What is required
Please output the entries below exactly as they are.

─── Material supplied ───

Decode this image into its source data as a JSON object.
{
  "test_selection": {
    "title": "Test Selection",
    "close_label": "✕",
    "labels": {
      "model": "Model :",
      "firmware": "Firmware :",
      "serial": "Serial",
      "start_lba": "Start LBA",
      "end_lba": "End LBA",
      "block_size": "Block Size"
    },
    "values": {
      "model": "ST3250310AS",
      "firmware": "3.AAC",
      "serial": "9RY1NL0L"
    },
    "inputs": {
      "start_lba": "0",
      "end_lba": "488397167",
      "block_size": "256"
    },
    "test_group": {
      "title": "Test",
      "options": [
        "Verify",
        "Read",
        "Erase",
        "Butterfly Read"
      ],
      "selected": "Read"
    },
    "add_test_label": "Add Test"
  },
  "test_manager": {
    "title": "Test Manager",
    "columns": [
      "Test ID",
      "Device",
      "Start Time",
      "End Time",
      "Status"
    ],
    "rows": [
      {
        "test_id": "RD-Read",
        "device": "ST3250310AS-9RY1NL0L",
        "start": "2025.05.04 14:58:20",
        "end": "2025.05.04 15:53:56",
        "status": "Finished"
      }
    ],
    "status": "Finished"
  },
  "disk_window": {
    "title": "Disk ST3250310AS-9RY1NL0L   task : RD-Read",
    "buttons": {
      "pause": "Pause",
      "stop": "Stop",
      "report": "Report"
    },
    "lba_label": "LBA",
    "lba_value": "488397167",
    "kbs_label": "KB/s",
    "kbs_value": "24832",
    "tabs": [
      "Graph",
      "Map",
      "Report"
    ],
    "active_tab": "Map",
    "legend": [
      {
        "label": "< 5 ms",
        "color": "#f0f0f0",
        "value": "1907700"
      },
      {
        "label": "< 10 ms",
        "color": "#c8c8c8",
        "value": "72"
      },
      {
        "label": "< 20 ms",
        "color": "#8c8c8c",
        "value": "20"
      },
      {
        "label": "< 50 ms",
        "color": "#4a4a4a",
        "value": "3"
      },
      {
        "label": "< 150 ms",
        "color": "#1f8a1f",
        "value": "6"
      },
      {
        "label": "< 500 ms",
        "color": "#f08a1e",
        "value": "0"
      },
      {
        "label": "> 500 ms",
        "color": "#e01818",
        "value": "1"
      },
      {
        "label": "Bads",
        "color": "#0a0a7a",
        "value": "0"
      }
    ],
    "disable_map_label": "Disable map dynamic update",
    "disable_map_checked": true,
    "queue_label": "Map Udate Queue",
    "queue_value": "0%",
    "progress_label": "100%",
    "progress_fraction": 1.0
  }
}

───

Exercise solution
Decode this image into its source data as a JSON object.
{
  "test_selection": {
    "title": "Test Selection",
    "close_label": "✕",
    "labels": {
      "model": "Model :",
      "firmware": "Firmware :",
      "serial": "Serial",
      "start_lba": "Start LBA",
      "end_lba": "End LBA",
      "block_size": "Block Size"
    },
    "values": {
      "model": "ST3250310AS",
      "firmware": "3.AAC",
      "serial": "9RY1NL0L"
    },
    "inputs": {
      "start_lba": "0",
      "end_lba": "488397167",
      "block_size": "256"
    },
    "test_group": {
      "title": "Test",
      "options": [
        "Verify",
        "Read",
        "Erase",
        "Butterfly Read"
      ],
      "selected": "Read"
    },
    "add_test_label": "Add Test"
  },
  "test_manager": {
    "title": "Test Manager",
    "columns": [
      "Test ID",
      "Device",
      "Start Time",
      "End Time",
      "Status"
    ],
    "rows": [
      {
        "test_id": "RD-Read",
        "device": "ST3250310AS-9RY1NL0L",
        "start": "2025.05.04 14:58:20",
        "end": "2025.05.04 15:53:56",
        "status": "Finished"
      }
    ],
    "status": "Finished"
  },
  "disk_window": {
    "title": "Disk ST3250310AS-9RY1NL0L   task : RD-Read",
    "buttons": {
      "pause": "Pause",
      "stop": "Stop",
      "report": "Report"
    },
    "lba_label": "LBA",
    "lba_value": "488397167",
    "kbs_label": "KB/s",
    "kbs_value": "24832",
    "tabs": [
      "Graph",
      "Map",
      "Report"
    ],
    "active_tab": "Map",
    "legend": [
      {
        "label": "< 5 ms",
        "color": "#f0f0f0",
        "value": "1907700"
      },
      {
        "label": "< 10 ms",
        "color": "#c8c8c8",
        "value": "72"
      },
      {
        "label": "< 20 ms",
        "color": "#8c8c8c",
        "value": "20"
      },
      {
        "label": "< 50 ms",
        "color": "#4a4a4a",
        "value": "3"
      },
      {
        "label": "< 150 ms",
        "color": "#1f8a1f",
        "value": "6"
      },
      {
        "label": "< 500 ms",
        "color": "#f08a1e",
        "value": "0"
      },
      {
        "label": "> 500 ms",
        "color": "#e01818",
        "value": "1"
      },
      {
        "label": "Bads",
        "color": "#0a0a7a",
        "value": "0"
      }
    ],
    "disable_map_label": "Disable map dynamic update",
    "disable_map_checked": true,
    "queue_label": "Map Udate Queue",
    "queue_value": "0%",
    "progress_label": "100%",
    "progress_fraction": 1.0
  }
}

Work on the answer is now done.